34¢ American Illustrators
 
Issue Date: February 1, 2001
City: New York, NY
Quantity:
125,000,000
Printed by: 
Avery Dennison Security Printing
Printing Method:
Photogravure
Perforations: 
Serpentine die cut 11.25
Color: 
Multicolored

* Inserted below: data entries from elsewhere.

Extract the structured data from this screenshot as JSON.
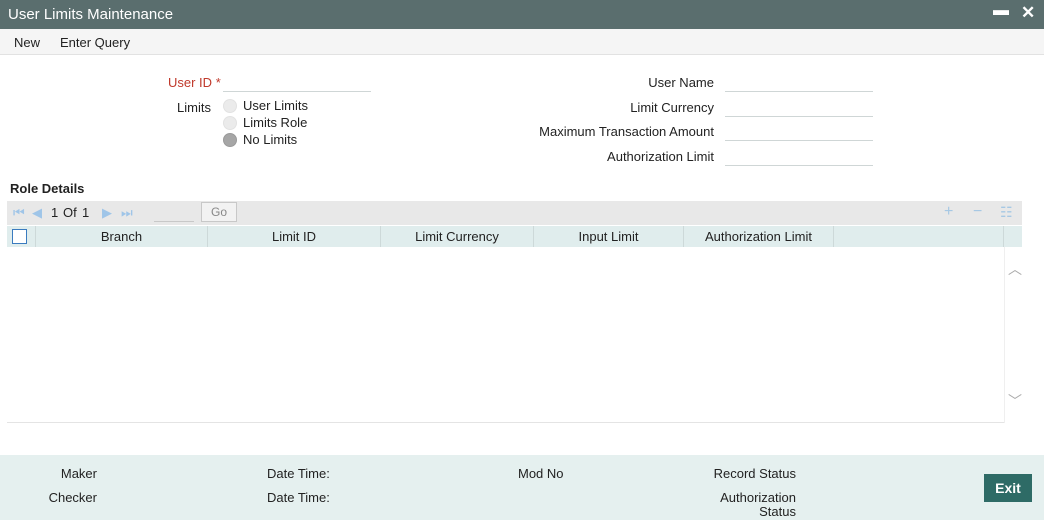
{
  "window": {
    "title": "User Limits Maintenance",
    "minimize_glyph": "▬",
    "close_glyph": "✕"
  },
  "menu": {
    "new": "New",
    "enter_query": "Enter Query"
  },
  "form": {
    "user_id_label": "User ID",
    "required_mark": "*",
    "limits_label": "Limits",
    "limits_options": [
      "User Limits",
      "Limits Role",
      "No Limits"
    ],
    "limits_selected": "No Limits",
    "user_name_label": "User Name",
    "limit_currency_label": "Limit Currency",
    "max_txn_amount_label": "Maximum Transaction Amount",
    "authorization_limit_label": "Authorization Limit",
    "user_id_value": "",
    "user_name_value": "",
    "limit_currency_value": "",
    "max_txn_amount_value": "",
    "authorization_limit_value": ""
  },
  "role_details": {
    "title": "Role Details",
    "pager": {
      "current": "1",
      "of_label": "Of",
      "total": "1",
      "go_label": "Go"
    },
    "columns": [
      "Branch",
      "Limit ID",
      "Limit Currency",
      "Input Limit",
      "Authorization Limit"
    ],
    "rows": []
  },
  "footer": {
    "maker_label": "Maker",
    "checker_label": "Checker",
    "date_time_label": "Date Time:",
    "mod_no_label": "Mod No",
    "record_status_label": "Record Status",
    "auth_status_line1": "Authorization",
    "auth_status_line2": "Status",
    "exit_label": "Exit"
  },
  "icons": {
    "first": "first-page-icon",
    "prev": "prev-page-icon",
    "next": "next-page-icon",
    "last": "last-page-icon",
    "add": "add-row-icon",
    "delete": "delete-row-icon",
    "view": "view-list-icon"
  },
  "colors": {
    "titlebar": "#5a6e6e",
    "required": "#c0392b",
    "exit_button": "#2e6b66",
    "footer": "#e5f0ef",
    "grid_header": "#e0eded"
  }
}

This set of stamps from the Classic Collection Series showcases the art of twenty American illustrators of magazines, posters, books, and advertisements. The illustrators featured include:
 
Coles Phillips (1880-1927) – Known for his “fadeaway girl” – who was illustrated in colors or fabrics that blended into the background.
 
Robert Fawcett (1903-1967) – Well-known for illustrations related to Sherlock Holmes that accompanied a popular series about the fictional detective in Collier’s magazine.
 
Joseph Christian Leyendecker (1874-1951) – Early role model for Norman Rockwell. He illustrated over 300 covers for the Saturday Evening Post.
 
Maxfield Parrish (1870-1966) – Creating detailed fantasy lands that were immensely popular with the American public. His rich use of colors led to one being named in his honor – “Parrish Blue.”
 
James Montgomery Flagg (1877-1960) – Used his own facial features to create the famous appearance of “Uncle Sam” in the “I Want You” military recruiting posters.
 
Dean Cornwell (1892-1960) – Created illustrations that accompanied stories written by authors like Pearl Buck and Ernest Hemingway.
 
Rose O’Neill (1874-1944) – Developed “Kewpies” – playful, child-like figures who were so popular they became a line of collectible dolls.
 
Howard Pyle (1853-1911) – Ran prestigious art school that helped earn him the nickname “Father of American Illustration.”
 
Arthur Burdett Frost (1851-1928) – Illustrated the “Uncle Remus” stories written by Joel Chandler Harris, including “Br’er Rabbit” and “Br’er Fox.”
 
Al Parker (1906-1985) – Well-known for illustrations of mothers and daughters on women’s magazines. His images helped set fashion trends.
 
Harvey Dunn (1884-1952) – Created solemn images of World War I as a military artist, and later developed a series of paintings of life on the Dakota prairie.
 
Jon Whitcomb (1906-1988) – Presented images of stylish and glamorous women. Was a U.S. Navy artist who created illustrations of homecoming soldiers in World War II.
 
Neysa McMein (1888-1949) – A member of the “Algonquin Round Table” literary group, McMein helped define images of modern women of the era.
 
Jessie Willcox Smith (1863-1935) – Specialized in pictures of mothers and children. She illustrated almost 200 covers of Good Housekeeping magazine.
 
Edwin Austin Abbey (1852-1911) – Was best known for his detail in illustrating works of Shakespeare or other British historical legends.
 
John Held, Jr. (1889-1958) – His cartoons showed American culture during the “Jazz Age.”
 
Norman Rockwell (1894-1978) – Chronicled life in Small Town, U.S.A., on over 300 covers for the Saturday Evening Post. Also was a primary illustrator for the Boy Scouts of America.
 
Newell Convers Wyeth (1882-1945) – Dramatic illustrator known for his scenes of American historical events.
 
Rockwell Kent (1882-1971) – Worked in different artistic styles, including wood engraving, painting, and lithography. Known for rugged outdoors scenes.
 
Frederic Remington (1861-1909) – Painter and sculptor who chronicled life in the Old West. Also was an artist in Cuba in the Spanish-American War.